PM: You’ve also caught numerous fish from the likes of Fryerning, Star Lane and Priory Park. Where do you think Essex rates amongst the best carp counties in the UK?
JA: Essex is up there with the best of them without doubt. It has downsides, though. The population of carp anglers within and surrounding Essex is an incredibly high number, making venues extremely busy and very pressured. As mentioned, however, the fish are there to be caught, so if you’re willing to put up with the crowds, the rewards are there to be had.
PM: You obviously work full time, so how often do you get to fish?
JA: Currently I’m working six days a week, so fishing time is hard to come by. With current daylight hours, I’m managing to do a few evenings surface fishing during the week, which helps me to get my weekly fix. As work slows down, I’ll be sure to make the most of a good opportunity, though. Having only fished a handful of nights so far this season, I’m keen to make up for lost time!
PM: Have you ever fished abroad? If so, where, and how did you get on?
JA: Venturing abroad for my angling is something I haven’t done a great deal of. My first venture to foreign grounds was to Lac de Bley in 2013, where I ended up with 25 fish to 49¾lb. A great social and very productive trip, but not something that had me craving for more of the same. During late 2014 I had the opportunity to go to Lac de St Cassien, and of course I took up the offer. In five days fishing I managed to land 12 carp, the biggest being 44lb 14oz. Now, this is a water I could happily fish the rest of my life on – a truly awesome lake in all aspects. The unknown and the scale of the challenge in front of you is what fishing’s all about for me.
PM: Do you have any future plans to fish abroad?
JA: I haven’t got any plans as yet, but I’ll definitely be travelling abroad again in the search of carp. The chance to hoist up something possibly twice the size of your personal best would definitely be a rather nice experience one day. The journey you go on, being out of your comfort zone and everything else that fishing abroad entails is something I’m keen on experiencing once more.
PM: Where are you fishing at the moment, and are you targeting a particular fish?
JA: At the moment I’ve only got a couple of local club lake tickets, but I’ve been lucky enough to have already landed a few of the fish I was after. I’m just enjoying my fishing, chopping and changing venues. I definitely want a water to sink my teeth into, but I’m just waiting for the right one to pop up. I’ve made the mistake of fishing somewhere for certain carp before, but not enjoying my time spent at the venue. Sometimes it’s not worth ruining your time on the bank just for that one moment; you lose sight of why you first started and don’t enjoy the journey that got you to that place in time. Fishing’s a passion that I enjoy and I want to keep it that way.

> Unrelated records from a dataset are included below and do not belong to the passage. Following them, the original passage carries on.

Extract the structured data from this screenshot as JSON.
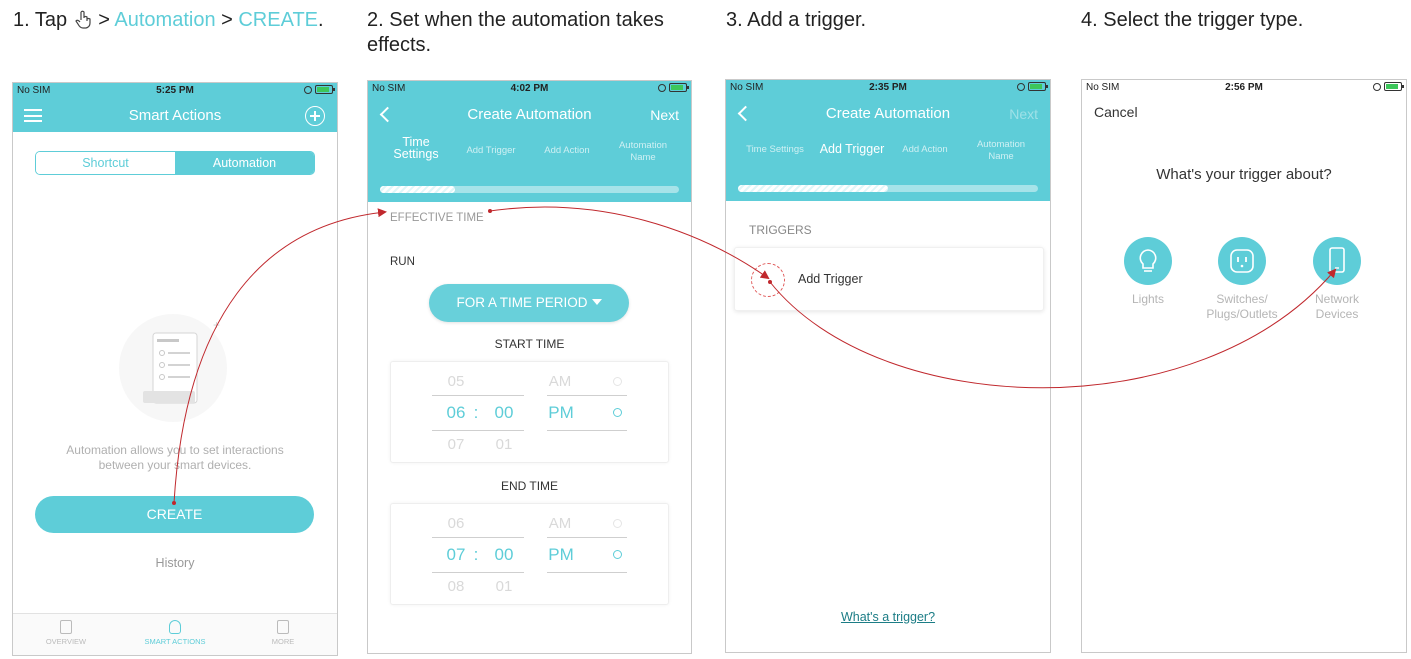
{
  "steps": {
    "s1": {
      "prefix": "1. Tap ",
      "sep1": " > ",
      "automation": "Automation",
      "sep2": " > ",
      "create": "CREATE",
      "suffix": "."
    },
    "s2": {
      "line1": "2. Set when the automation takes",
      "line2": "effects."
    },
    "s3": "3. Add a trigger.",
    "s4": "4. Select the trigger type."
  },
  "phone1": {
    "status": {
      "carrier": "No SIM",
      "time": "5:25 PM"
    },
    "title": "Smart Actions",
    "segments": [
      "Shortcut",
      "Automation"
    ],
    "description_line1": "Automation allows you to set interactions",
    "description_line2": "between your smart devices.",
    "create_label": "CREATE",
    "history_label": "History",
    "tabs": [
      "OVERVIEW",
      "SMART ACTIONS",
      "MORE"
    ]
  },
  "phone2": {
    "status": {
      "carrier": "No SIM",
      "time": "4:02 PM"
    },
    "title": "Create Automation",
    "next": "Next",
    "steps": {
      "time_line1": "Time",
      "time_line2": "Settings",
      "add_trigger": "Add Trigger",
      "add_action": "Add Action",
      "name_line1": "Automation",
      "name_line2": "Name"
    },
    "progress": 0.25,
    "effective_time": "EFFECTIVE TIME",
    "run": "RUN",
    "period_button": "FOR A TIME PERIOD",
    "start_time": {
      "label": "START TIME",
      "prev": {
        "hour": "05",
        "ampm": "AM"
      },
      "current": {
        "hour": "06",
        "min": "00",
        "ampm": "PM"
      },
      "next": {
        "hour": "07",
        "min": "01"
      }
    },
    "end_time": {
      "label": "END TIME",
      "prev": {
        "hour": "06",
        "ampm": "AM"
      },
      "current": {
        "hour": "07",
        "min": "00",
        "ampm": "PM"
      },
      "next": {
        "hour": "08",
        "min": "01"
      }
    },
    "colon": ":"
  },
  "phone3": {
    "status": {
      "carrier": "No SIM",
      "time": "2:35 PM"
    },
    "title": "Create Automation",
    "next": "Next",
    "steps": {
      "time_settings": "Time Settings",
      "add_trigger": "Add Trigger",
      "add_action": "Add Action",
      "name_line1": "Automation",
      "name_line2": "Name"
    },
    "progress": 0.5,
    "triggers_label": "TRIGGERS",
    "add_trigger": "Add Trigger",
    "help_link": "What's a trigger?"
  },
  "phone4": {
    "status": {
      "carrier": "No SIM",
      "time": "2:56 PM"
    },
    "cancel": "Cancel",
    "question": "What's your trigger about?",
    "options": [
      {
        "line1": "Lights",
        "line2": "",
        "icon": "bulb-icon"
      },
      {
        "line1": "Switches/",
        "line2": "Plugs/Outlets",
        "icon": "plug-icon"
      },
      {
        "line1": "Network",
        "line2": "Devices",
        "icon": "device-icon"
      }
    ]
  },
  "colors": {
    "accent": "#5ecdd8",
    "arrow": "#c0282d",
    "muted": "#b5b5b5"
  }
}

PM: What would you say are the three factors behind your success as an angler?
JA: Firstly, the effort I put into my fishing is a massive factor. Effort equals reward; a phrase that’s so commonly used, but for good reason.
Secondly, watercraft; being observant to what’s going on around me and adapting to it appropriately. For example, whether this be seeing fish showing and moving on to them, or knowing when to fish on the deck or up in the water.
Thirdly, being passionate for the hobby that I love so dearly. When you live and breathe something, it becomes far easier and more natural; it becomes a way of life.
PM: Finally, what is your ultimate angling goal?
JA: My ultimate angling goal is to never lose the buzz I get every time I get out on the bank. If in years to come I can keep the same hunger and passion that I have towards fishing now then I’ll be more than content. What happens along the way in terms of personal achievements will all be bonuses!